Records contained in a dataset:
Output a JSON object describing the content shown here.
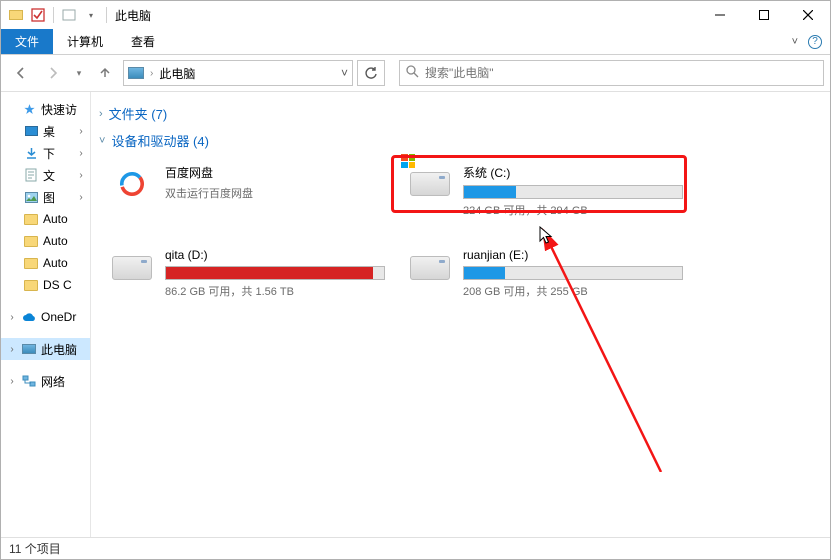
{
  "titlebar": {
    "title": "此电脑"
  },
  "ribbon": {
    "file": "文件",
    "computer": "计算机",
    "view": "查看"
  },
  "address": {
    "text": "此电脑"
  },
  "search": {
    "placeholder": "搜索\"此电脑\""
  },
  "sidebar": {
    "quick": "快速访",
    "items": [
      "桌",
      "下",
      "文",
      "图",
      "Auto",
      "Auto",
      "Auto",
      "DS C"
    ],
    "onedrive": "OneDr",
    "thispc": "此电脑",
    "network": "网络"
  },
  "sections": {
    "folders": {
      "label": "文件夹 (7)"
    },
    "devices": {
      "label": "设备和驱动器 (4)"
    }
  },
  "drives": [
    {
      "kind": "app",
      "name": "百度网盘",
      "sub": "双击运行百度网盘"
    },
    {
      "kind": "os",
      "name": "系统 (C:)",
      "sub": "224 GB 可用，共 294 GB",
      "fill_pct": 24,
      "fill_color": "#1e98e6"
    },
    {
      "kind": "drive",
      "name": "qita (D:)",
      "sub": "86.2 GB 可用，共 1.56 TB",
      "fill_pct": 95,
      "fill_color": "#d62424"
    },
    {
      "kind": "drive",
      "name": "ruanjian (E:)",
      "sub": "208 GB 可用，共 255 GB",
      "fill_pct": 19,
      "fill_color": "#1e98e6"
    }
  ],
  "status": {
    "text": "11 个项目"
  }
}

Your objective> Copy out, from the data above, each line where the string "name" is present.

Answer for this exercise>
      "name": "百度网盘",
      "name": "系统 (C:)",
      "name": "qita (D:)",
      "name": "ruanjian (E:)",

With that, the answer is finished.